■ Problem to work on: Return every line of the entries that includes the word "background".

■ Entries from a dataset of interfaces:
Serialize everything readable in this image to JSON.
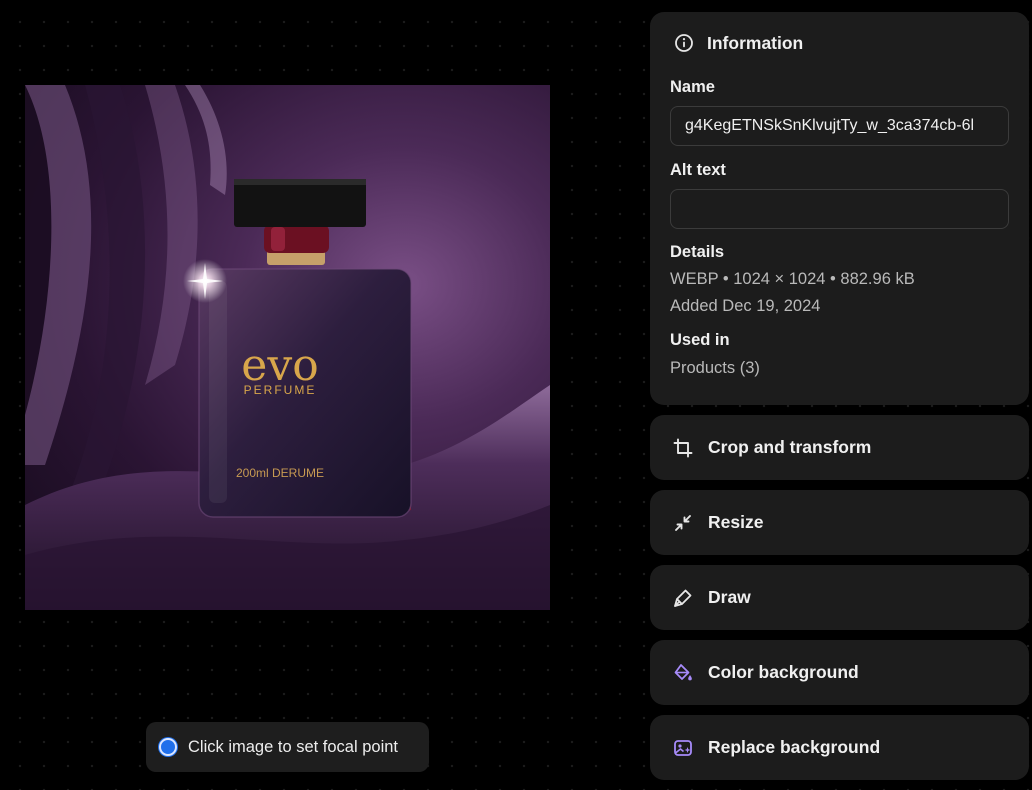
{
  "preview": {
    "bottle_brand": "evo",
    "bottle_subbrand": "PERFUME",
    "bottle_volume": "200ml DERUME"
  },
  "focal_hint": "Click image to set focal point",
  "info": {
    "title": "Information",
    "name_label": "Name",
    "name_value": "g4KegETNSkSnKlvujtTy_w_3ca374cb-6l",
    "alt_label": "Alt text",
    "alt_value": "",
    "details_label": "Details",
    "details_format": "WEBP • 1024 × 1024 • 882.96 kB",
    "details_added": "Added Dec 19, 2024",
    "used_in_label": "Used in",
    "used_in_value": "Products (3)"
  },
  "actions": [
    {
      "label": "Crop and transform",
      "icon": "crop-icon"
    },
    {
      "label": "Resize",
      "icon": "resize-icon"
    },
    {
      "label": "Draw",
      "icon": "draw-icon"
    },
    {
      "label": "Color background",
      "icon": "color-background-icon"
    },
    {
      "label": "Replace background",
      "icon": "replace-background-icon"
    }
  ],
  "colors": {
    "accent_blue": "#1f6feb",
    "ai_purple": "#a78bfa",
    "panel_bg": "#1c1c1c",
    "page_bg": "#000000"
  }
}
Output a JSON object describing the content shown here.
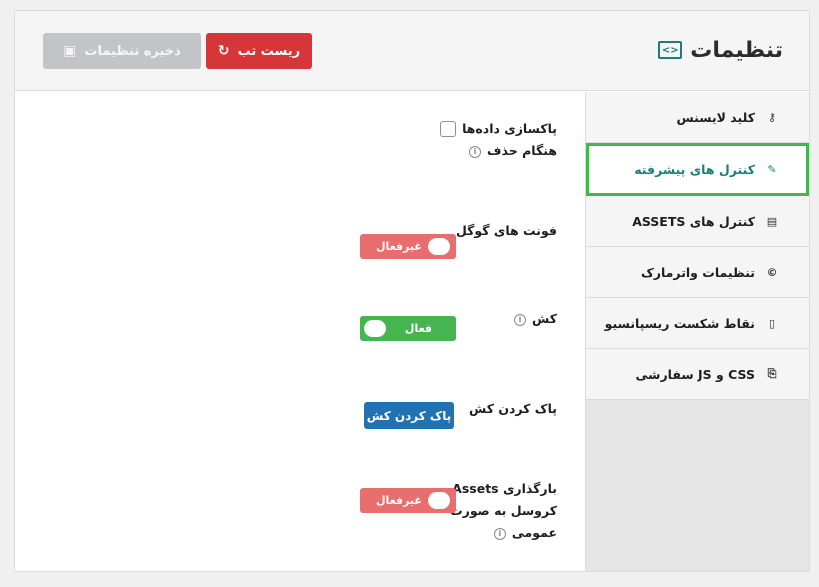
{
  "header": {
    "title": "تنظیمات",
    "reset_label": "ریست تب",
    "save_label": "ذخیره تنظیمات"
  },
  "sidebar": {
    "items": [
      {
        "label": "کلید لایسنس",
        "icon": "key-icon",
        "glyph": "⚷"
      },
      {
        "label": "کنترل های پیشرفته",
        "icon": "tools-icon",
        "glyph": "✎"
      },
      {
        "label": "کنترل های ASSETS",
        "icon": "assets-icon",
        "glyph": "▤"
      },
      {
        "label": "تنظیمات واترمارک",
        "icon": "copyright-icon",
        "glyph": "©"
      },
      {
        "label": "نقاط شکست ریسپانسیو",
        "icon": "mobile-icon",
        "glyph": "▯"
      },
      {
        "label": "CSS و JS سفارشی",
        "icon": "code-file-icon",
        "glyph": "⎘"
      }
    ],
    "active_index": 1
  },
  "settings": {
    "data_cleanup": {
      "label_line1": "پاکسازی داده‌ها",
      "label_line2": "هنگام حذف",
      "checked": false
    },
    "google_fonts": {
      "label": "فونت های گوگل",
      "state": "غیرفعال",
      "on": false
    },
    "cache": {
      "label": "کش",
      "state": "فعال",
      "on": true
    },
    "clear_cache": {
      "label": "پاک کردن کش",
      "button": "پاک کردن کش"
    },
    "carousel_assets": {
      "label_line1": "بارگذاری Assets",
      "label_line2": "کروسل به صورت",
      "label_line3": "عمومی",
      "state": "غیرفعال",
      "on": false
    }
  },
  "colors": {
    "accent": "#1d7d7d",
    "reset": "#d63638",
    "active_border": "#46b450",
    "toggle_on": "#46b450",
    "toggle_off": "#e86d6d",
    "primary_button": "#2271b1"
  }
}
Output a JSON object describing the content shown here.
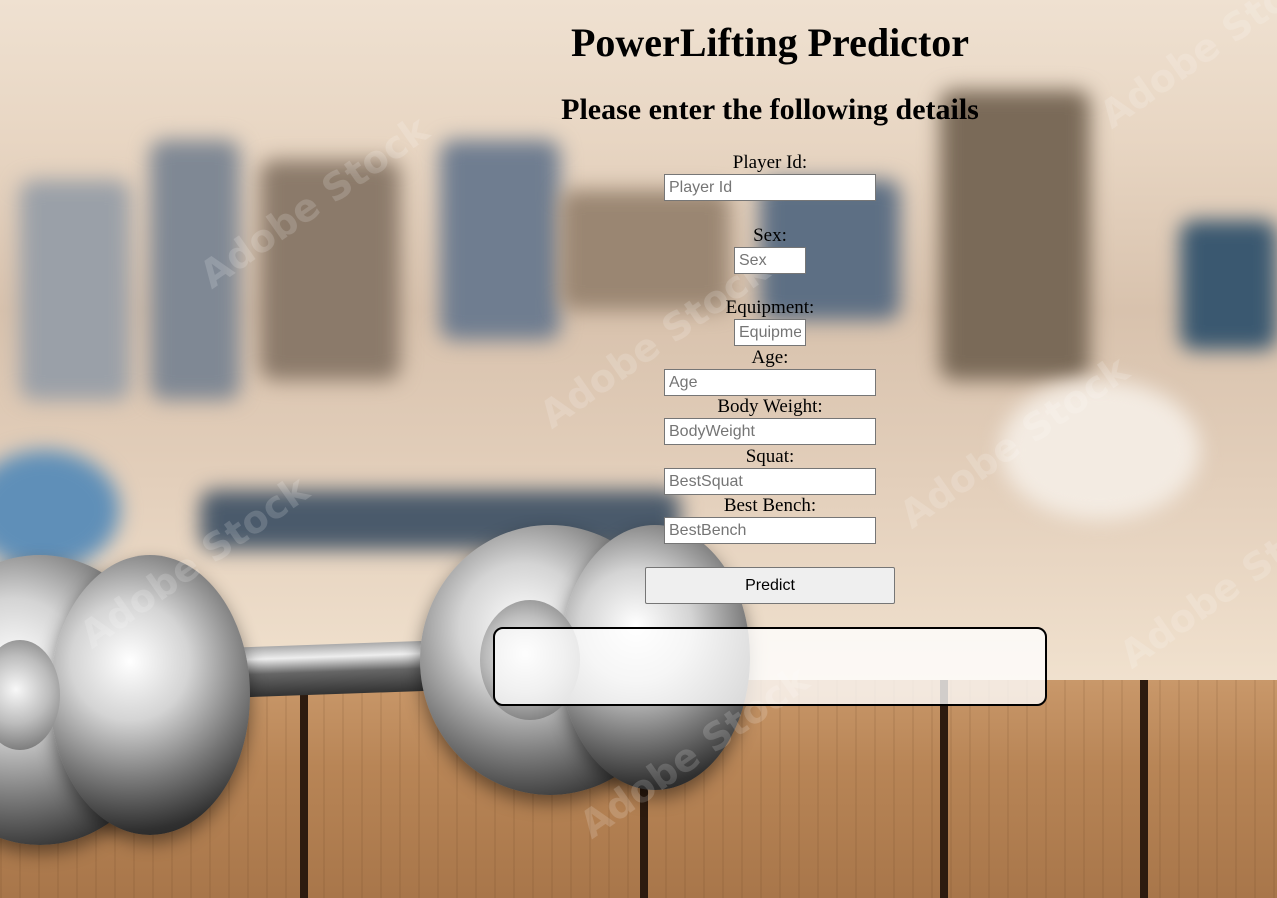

■ Solved problem:
      "label": "Color background",
      "icon": "color-background-icon"
      "label": "Replace background",
      "icon": "replace-background-icon"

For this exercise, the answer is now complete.